This episode was published on 6 August 2020 and is approximately 51 minutes long. This episode made possible by Glow Your Soul and Anchor.fm.
Are you looking to improve your incident response process for your applications? Have a recent outage that made for a bad night? This is the episode for you!
In this episode we discuss Incident Response at an Enterprise level! From monitoring, to response planning, troubleshooting, and how to handle an active event, we’ve got it covered. There’s even a starter template for your root cause analysis (RCA) available in the show notes.
This episode will help you be better prepared should your application fail.
Who is responsible for watching the alerts from any systems?
Who is first up for Pager Duty alerts.
Think about how to help the on call resource when they have a long night
Highly trained to do the job
The first person receiving an alert should be able to take action
Have an escalation process, if the first responder doesn’t get there in a timely manner
Duty Phone or Bat Phone
A dedicated phone for use by the On Call team
Have a process for ensuring the right person has the phone, if it’s a physical phone
If it’s a forwarding system, you’ll need to have a process for updating the destination phone number
8 Min: Application Stack Training
How to you help the First Responder take action?
Create a “Run Book”
As part of making an application ready for production, make sure you have a run book which explains some basic troubleshooting steps
What’s the first thing which should be done?
Who does the First Responder reach out to when the steps provided don’t fix the problem?
9:50 Min: Alerts which are White Noise
You can’t have meaningless alerts, or your On Call team will start to ignore the issue
Find a way to clean up spurrious alerts
Severity and Priority of the alert determines the medium of the notification.
Not every system is important at 2 AM. Some sites might not be on your critical list for immediate action. Make sure your monitoring, alerts, and response processes take this into account.
12:45 Min: Everything Always Works, Right?
No, unfortunately, shit happens.
“Don't wait until the third or fourth time you have an outage to put a plan in place. Do it after the first one! (Or before you have one!)”—Steve Ledwith
14:30 Running an Outage
When the First Responder can’t fix it, start getting others involved.
Maybe you need to alert a third party, or open a ticket with a vendor
Get the right subject matter experts involved
Start a bridge line / conference call / hangout
Pro Tip: Do not have multiple silos of communication which requires someone on the main call to go talk with this other set of resources. Support Telephone won’t make things better.
You never know who will have the answer to the problem at hand. Having everyone in the same place, be it a conference room, phone call, or hangout, allows everyone to hear the important (and not as important) information.
Your collective energy working on the problem together magnifies the energy of the team. Don’t cheat yourself.
19 Min: Running an Incident
Define the key players in the Run Book

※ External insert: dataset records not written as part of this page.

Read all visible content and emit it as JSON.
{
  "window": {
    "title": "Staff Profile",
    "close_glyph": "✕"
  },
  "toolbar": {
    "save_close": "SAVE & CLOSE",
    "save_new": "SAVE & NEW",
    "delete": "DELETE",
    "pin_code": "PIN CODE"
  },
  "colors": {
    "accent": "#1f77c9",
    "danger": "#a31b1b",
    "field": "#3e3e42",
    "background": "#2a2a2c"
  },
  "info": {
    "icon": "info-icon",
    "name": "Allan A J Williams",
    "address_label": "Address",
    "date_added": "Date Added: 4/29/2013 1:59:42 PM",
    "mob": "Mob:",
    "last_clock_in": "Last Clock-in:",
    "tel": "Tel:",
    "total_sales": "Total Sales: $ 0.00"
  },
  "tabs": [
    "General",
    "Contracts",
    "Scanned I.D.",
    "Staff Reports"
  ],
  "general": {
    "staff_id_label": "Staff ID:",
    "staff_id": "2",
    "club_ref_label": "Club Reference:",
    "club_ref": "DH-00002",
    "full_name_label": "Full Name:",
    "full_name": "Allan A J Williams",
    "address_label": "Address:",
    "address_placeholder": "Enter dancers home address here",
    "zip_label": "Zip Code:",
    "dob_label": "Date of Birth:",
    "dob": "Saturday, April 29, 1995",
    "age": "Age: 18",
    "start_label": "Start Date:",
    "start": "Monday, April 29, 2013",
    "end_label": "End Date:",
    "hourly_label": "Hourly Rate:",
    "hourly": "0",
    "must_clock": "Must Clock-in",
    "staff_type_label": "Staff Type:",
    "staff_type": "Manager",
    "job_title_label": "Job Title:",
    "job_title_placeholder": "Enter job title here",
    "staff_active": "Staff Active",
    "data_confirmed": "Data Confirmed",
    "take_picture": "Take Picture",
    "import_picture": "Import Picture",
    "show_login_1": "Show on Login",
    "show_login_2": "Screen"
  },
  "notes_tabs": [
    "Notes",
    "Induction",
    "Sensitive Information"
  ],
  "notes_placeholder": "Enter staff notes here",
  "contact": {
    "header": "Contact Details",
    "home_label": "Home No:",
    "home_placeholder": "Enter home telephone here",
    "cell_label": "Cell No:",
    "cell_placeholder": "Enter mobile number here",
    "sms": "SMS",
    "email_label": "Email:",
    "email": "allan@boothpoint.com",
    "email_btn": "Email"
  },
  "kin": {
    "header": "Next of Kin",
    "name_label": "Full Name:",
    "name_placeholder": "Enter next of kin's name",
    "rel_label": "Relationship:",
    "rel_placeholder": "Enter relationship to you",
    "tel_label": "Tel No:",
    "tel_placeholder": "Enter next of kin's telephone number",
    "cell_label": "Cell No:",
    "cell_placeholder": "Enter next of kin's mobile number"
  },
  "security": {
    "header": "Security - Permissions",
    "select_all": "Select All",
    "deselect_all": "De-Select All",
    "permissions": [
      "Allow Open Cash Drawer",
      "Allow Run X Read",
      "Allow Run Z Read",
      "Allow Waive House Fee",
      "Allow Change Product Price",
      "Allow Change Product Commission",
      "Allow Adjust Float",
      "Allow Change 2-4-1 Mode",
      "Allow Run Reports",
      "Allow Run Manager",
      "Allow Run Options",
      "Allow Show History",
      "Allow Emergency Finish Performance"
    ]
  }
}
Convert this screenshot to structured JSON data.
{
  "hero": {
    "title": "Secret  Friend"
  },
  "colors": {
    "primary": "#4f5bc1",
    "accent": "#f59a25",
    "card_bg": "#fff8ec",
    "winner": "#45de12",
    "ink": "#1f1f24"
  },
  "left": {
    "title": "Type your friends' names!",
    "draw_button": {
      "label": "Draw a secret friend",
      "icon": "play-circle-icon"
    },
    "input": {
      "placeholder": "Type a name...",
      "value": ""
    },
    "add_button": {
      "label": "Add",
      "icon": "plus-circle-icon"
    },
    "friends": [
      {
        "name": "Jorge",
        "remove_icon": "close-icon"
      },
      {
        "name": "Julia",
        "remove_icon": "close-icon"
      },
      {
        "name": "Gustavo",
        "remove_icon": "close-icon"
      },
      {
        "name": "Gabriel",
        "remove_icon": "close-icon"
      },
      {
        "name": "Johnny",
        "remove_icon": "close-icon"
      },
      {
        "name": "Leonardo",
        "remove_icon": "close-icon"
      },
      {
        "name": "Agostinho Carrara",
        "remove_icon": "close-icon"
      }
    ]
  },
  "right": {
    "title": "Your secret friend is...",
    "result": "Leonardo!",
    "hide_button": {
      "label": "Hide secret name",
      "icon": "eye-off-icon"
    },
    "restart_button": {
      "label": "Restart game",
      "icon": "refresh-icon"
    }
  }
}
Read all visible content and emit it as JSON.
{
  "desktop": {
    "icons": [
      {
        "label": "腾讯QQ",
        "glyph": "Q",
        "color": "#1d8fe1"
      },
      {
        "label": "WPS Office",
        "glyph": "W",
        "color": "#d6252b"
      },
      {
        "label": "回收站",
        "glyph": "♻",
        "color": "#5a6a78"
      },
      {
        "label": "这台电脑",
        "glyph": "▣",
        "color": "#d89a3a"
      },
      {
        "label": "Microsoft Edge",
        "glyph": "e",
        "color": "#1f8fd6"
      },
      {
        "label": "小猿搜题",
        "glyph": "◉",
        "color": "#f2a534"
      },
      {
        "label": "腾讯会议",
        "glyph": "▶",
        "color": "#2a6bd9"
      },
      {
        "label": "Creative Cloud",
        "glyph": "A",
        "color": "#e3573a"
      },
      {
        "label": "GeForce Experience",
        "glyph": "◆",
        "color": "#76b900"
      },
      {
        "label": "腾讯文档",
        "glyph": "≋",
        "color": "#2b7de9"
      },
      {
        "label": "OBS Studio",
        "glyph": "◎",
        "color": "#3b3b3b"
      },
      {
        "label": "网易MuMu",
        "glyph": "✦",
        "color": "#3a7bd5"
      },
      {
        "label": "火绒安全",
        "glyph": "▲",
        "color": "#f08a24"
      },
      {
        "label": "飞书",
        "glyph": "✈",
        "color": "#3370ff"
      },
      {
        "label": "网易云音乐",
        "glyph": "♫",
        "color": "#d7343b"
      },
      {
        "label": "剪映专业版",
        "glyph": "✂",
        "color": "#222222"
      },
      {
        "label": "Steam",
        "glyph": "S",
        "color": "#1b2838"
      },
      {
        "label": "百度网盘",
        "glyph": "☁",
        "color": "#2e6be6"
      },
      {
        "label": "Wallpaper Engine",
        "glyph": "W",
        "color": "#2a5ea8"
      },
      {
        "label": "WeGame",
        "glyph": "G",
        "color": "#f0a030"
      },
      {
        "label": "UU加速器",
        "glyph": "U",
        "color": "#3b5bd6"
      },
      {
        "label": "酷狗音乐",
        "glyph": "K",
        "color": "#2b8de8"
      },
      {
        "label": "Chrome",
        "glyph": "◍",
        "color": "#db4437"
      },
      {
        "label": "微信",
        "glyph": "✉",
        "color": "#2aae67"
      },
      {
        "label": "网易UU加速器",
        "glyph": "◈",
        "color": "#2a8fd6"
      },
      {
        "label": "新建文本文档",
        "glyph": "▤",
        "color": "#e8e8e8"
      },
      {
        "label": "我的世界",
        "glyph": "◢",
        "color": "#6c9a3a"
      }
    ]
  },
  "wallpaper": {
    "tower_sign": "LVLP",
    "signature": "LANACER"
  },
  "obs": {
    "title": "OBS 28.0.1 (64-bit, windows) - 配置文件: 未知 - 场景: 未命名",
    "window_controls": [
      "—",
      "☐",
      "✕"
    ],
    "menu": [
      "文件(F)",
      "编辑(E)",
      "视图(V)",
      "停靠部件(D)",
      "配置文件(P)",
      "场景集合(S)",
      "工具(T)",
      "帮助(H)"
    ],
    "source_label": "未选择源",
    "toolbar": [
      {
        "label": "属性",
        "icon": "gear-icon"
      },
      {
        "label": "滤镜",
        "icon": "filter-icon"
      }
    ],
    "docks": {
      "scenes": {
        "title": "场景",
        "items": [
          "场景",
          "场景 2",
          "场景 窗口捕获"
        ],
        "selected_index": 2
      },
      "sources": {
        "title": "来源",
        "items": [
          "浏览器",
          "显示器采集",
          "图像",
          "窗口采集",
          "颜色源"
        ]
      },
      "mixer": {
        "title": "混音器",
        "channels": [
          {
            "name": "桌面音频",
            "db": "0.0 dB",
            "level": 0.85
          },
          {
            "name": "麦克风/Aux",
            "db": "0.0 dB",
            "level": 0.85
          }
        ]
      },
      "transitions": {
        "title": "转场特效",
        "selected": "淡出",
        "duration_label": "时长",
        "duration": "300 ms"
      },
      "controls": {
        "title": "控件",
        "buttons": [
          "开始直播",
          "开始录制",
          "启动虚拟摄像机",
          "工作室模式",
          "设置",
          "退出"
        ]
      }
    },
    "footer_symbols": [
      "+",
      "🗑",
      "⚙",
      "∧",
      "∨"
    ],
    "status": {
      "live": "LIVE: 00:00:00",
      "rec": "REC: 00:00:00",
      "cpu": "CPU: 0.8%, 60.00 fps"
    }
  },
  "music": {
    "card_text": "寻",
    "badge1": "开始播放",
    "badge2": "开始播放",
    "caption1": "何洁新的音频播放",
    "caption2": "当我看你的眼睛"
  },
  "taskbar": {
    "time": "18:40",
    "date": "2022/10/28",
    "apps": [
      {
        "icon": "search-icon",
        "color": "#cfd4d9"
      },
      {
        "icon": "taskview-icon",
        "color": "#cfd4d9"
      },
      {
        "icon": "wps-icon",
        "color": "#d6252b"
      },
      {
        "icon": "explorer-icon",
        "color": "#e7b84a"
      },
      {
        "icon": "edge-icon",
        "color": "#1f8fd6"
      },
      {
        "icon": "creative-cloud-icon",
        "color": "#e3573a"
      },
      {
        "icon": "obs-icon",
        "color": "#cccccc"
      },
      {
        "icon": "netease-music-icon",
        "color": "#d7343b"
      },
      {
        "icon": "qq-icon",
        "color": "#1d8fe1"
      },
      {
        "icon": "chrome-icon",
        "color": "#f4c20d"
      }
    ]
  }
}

What is a Run Book?
According to Wikipedia a run book is a compilation of routine procedures and operations that the system administrator or operator carries out. It usually contains procedures to begin, stop, supervise, and debug the system.
Both internal and external audiences need updates
Have a regular, pre-defined, cadence for updates
Every 30 minutes post an update to your public facing site
ignore this group of stake holders at your own peril! Let this group know what’s going on, the current status. Get in front of the problem.
Keep the Senior Leadership in the know. Tell them when the next update will be too. This group wants to support you; help them do so.
“Communicate regularly when you are working through an issue. If you're not communicating, people assume there's no progress.”—Steve Ledwith
Have a person dedicated to reviewing the log files for the applications
This person has to know enough to filter out the noise
Make sure the people who need access have it; follow the proper channels to grant additional access, if necessary
Every application is different, and the skills necessary to solve it will vary every time
Learning how to troubleshoot is an art… It’s based on experience and insight, and knowing how things work together
Hard to learn how to figure out the right things to look at?
This is the hardest part of the process, and there’s no magic here
Have a plan for how you’re going to do all of these things
Think about it like a fire drill saftey plan from your in-person office, or your school when you were a kid
Practice it. Review it. Make sure those involved know the plan.
What’s your process for granting access to production?
Have a script for what you want to accomplish when an outage starts
You train the way you fight! – Imran Kasam
Shoot. Move. Communicate.
Have a mantra for your team.
Focus on the problem at hand, not all the rest of the things going on.
Take a shot at fixing it.
Move on to the next step.
Communicate to your users and stakeholders
Pro Tip: Establish a Note Taker / Outage Tracker
You want to have someone taking notes and keep track of time.
You need someone to call out when we’re repeating tasks, make sure you’re duplicating efforts.
Huge help for doing the root cause analysis and working through your timeline.
34 Min: Root Cause Analysis (RCA)
After an off hours outage, get some rest.
When you’re back at it, figure out what happened.
You probably have an Service Level Agreement (SLA) with your users, or customers.
You will have executives who want to know the complete down time and impact to the business.
Be prepared to investigate and learn from what happened.
You could have contracts with penalties related to downtime which will require specifics.
What does “5 Nines” Mean
99.999% (“five nines”) means 5.26 minutes of downtime in a year